> Assignment: Read the lines of the data below and retrieve those with "title".

Stored data:
==================================================
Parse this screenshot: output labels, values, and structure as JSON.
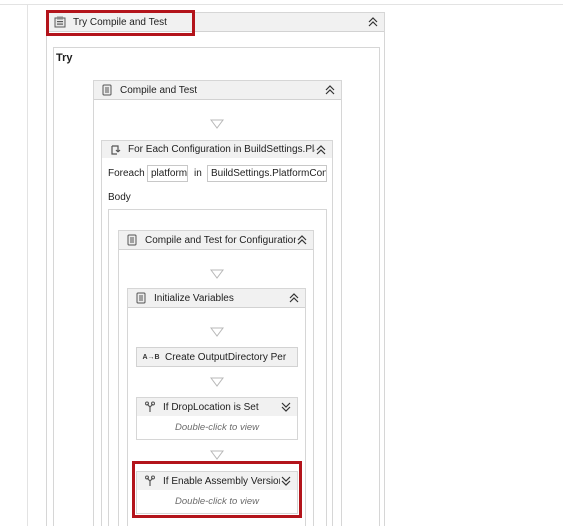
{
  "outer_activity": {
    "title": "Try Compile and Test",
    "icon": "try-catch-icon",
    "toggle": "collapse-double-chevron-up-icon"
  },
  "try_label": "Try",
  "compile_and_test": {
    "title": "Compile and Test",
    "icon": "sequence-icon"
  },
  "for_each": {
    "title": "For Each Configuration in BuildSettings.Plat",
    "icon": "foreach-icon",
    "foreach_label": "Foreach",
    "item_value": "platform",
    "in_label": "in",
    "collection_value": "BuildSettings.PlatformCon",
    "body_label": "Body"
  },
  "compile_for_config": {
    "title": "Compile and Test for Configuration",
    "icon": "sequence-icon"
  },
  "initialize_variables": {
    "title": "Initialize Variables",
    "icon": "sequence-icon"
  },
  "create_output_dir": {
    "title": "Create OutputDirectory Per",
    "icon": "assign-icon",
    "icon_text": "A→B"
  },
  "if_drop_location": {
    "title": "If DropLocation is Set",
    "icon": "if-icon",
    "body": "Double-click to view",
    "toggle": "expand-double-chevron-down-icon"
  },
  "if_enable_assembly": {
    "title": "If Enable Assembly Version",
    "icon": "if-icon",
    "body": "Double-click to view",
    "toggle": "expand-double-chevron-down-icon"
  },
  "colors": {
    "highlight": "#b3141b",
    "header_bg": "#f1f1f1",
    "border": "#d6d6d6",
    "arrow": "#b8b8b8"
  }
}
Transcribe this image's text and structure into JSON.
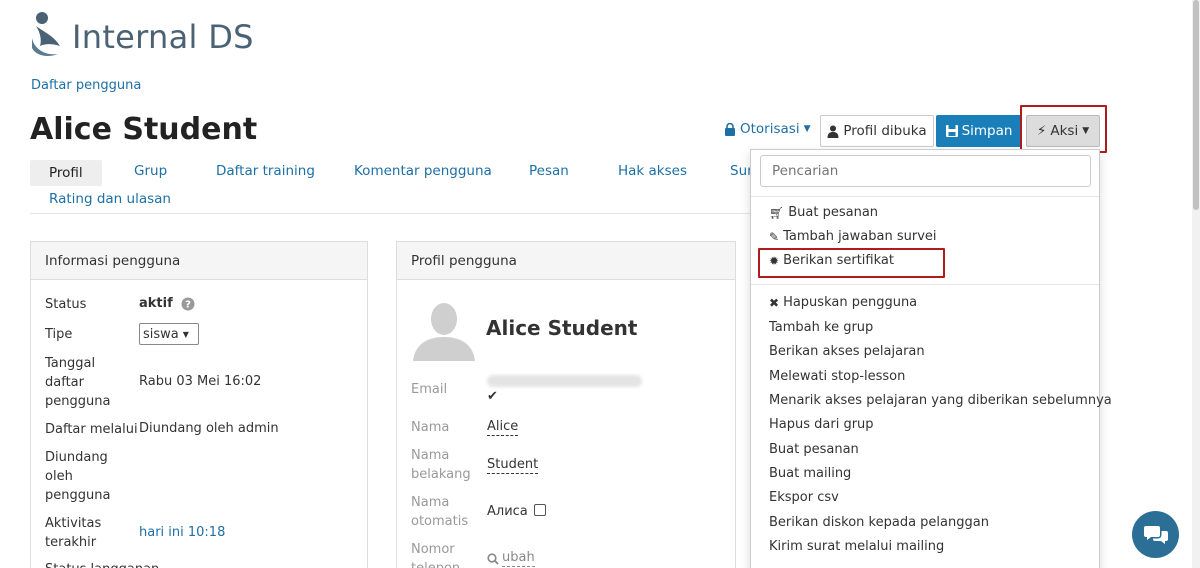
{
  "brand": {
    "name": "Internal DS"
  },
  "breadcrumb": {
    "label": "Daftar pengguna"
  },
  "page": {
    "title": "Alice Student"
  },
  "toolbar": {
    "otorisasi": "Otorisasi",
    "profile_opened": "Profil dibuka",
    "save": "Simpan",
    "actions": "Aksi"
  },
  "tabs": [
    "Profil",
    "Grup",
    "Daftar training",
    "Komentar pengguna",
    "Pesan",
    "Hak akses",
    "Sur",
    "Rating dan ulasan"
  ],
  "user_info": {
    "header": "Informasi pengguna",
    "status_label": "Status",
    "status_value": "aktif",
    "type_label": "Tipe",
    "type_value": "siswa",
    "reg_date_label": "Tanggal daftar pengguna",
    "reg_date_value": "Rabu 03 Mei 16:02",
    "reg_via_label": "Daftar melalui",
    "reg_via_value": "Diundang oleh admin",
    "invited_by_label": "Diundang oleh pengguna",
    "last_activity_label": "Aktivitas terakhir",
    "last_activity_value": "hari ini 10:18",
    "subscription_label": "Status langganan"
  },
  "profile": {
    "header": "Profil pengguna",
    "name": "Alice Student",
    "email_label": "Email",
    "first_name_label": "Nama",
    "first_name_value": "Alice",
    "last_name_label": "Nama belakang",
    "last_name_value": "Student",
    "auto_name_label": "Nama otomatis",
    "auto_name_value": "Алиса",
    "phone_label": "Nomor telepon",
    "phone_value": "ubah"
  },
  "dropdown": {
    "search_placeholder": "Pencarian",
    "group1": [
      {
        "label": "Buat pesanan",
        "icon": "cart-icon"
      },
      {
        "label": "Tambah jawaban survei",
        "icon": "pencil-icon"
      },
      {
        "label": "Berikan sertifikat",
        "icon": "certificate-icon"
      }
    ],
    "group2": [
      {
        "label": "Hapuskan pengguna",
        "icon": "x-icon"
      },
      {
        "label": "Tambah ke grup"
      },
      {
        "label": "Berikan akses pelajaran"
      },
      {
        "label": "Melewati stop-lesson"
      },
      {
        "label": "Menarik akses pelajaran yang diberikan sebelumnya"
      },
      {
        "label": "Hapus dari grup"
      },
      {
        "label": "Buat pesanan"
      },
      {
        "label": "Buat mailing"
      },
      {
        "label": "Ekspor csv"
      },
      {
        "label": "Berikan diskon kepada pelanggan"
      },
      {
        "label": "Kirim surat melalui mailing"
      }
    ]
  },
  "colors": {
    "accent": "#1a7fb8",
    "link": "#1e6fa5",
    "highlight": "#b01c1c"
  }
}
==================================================
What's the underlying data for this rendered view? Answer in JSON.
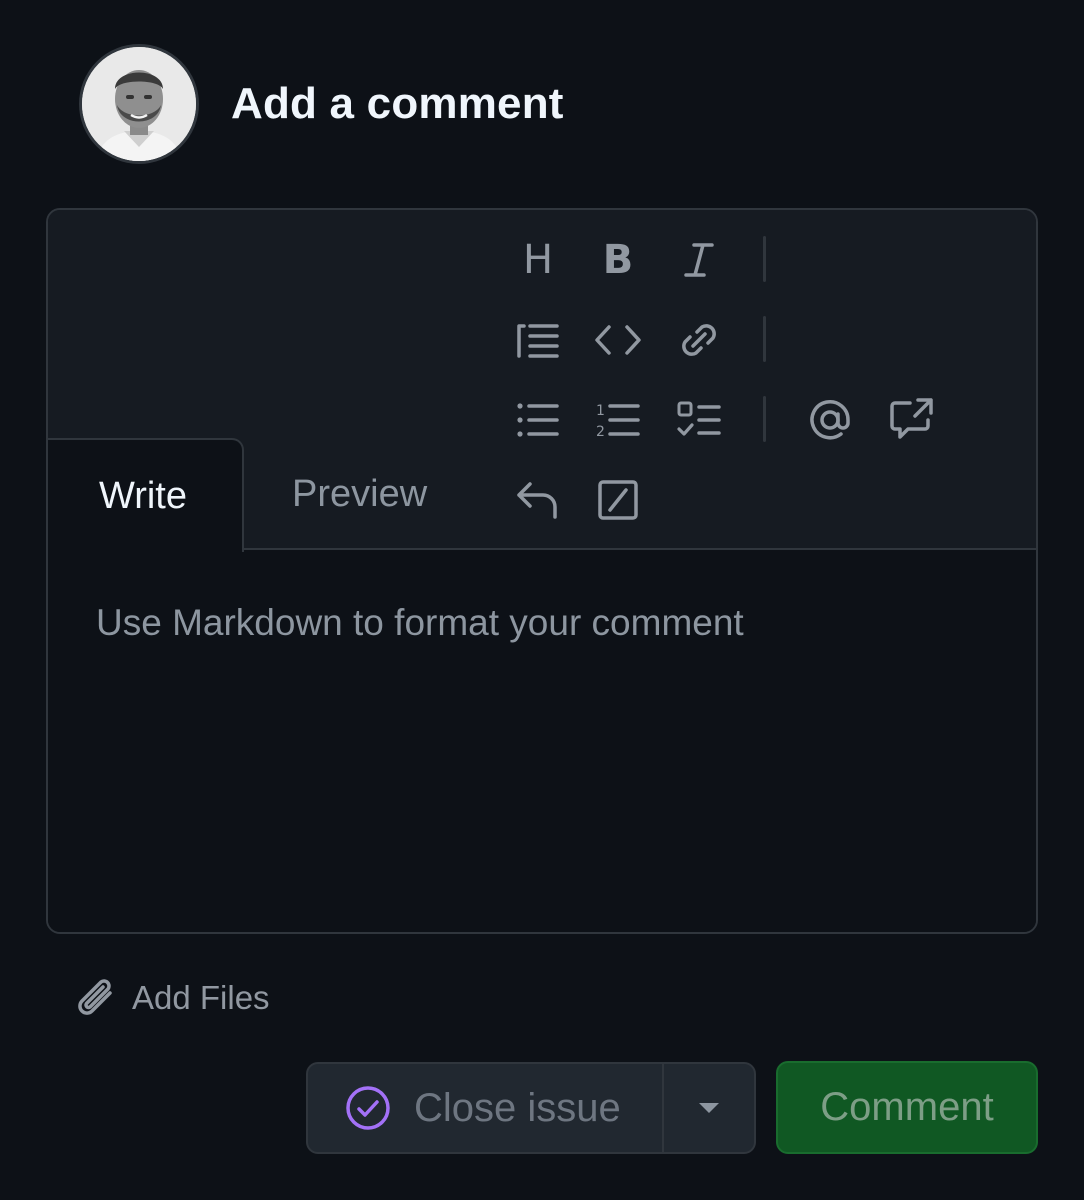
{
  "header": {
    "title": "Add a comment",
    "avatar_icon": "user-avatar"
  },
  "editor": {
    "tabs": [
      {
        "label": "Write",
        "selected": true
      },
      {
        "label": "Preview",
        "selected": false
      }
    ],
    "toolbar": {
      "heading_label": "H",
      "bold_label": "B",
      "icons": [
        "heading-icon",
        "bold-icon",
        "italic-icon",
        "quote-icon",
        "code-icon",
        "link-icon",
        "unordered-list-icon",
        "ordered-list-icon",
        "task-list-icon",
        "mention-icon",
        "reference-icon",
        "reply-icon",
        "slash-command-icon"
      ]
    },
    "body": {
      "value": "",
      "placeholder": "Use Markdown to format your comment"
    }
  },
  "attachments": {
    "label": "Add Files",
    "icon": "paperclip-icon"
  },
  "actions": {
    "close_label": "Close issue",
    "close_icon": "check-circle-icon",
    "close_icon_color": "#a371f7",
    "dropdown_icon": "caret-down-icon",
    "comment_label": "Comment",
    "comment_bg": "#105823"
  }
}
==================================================
> Exercise output:
    "title": "Try Compile and Test",
    "title": "Compile and Test",
    "title": "For Each Configuration in BuildSettings.Plat",
    "title": "Compile and Test for Configuration",
    "title": "Initialize Variables",
    "title": "Create OutputDirectory Per",
    "title": "If DropLocation is Set",
    "title": "If Enable Assembly Version",
    "title": "Alice Student"
    "title": "Add a comment",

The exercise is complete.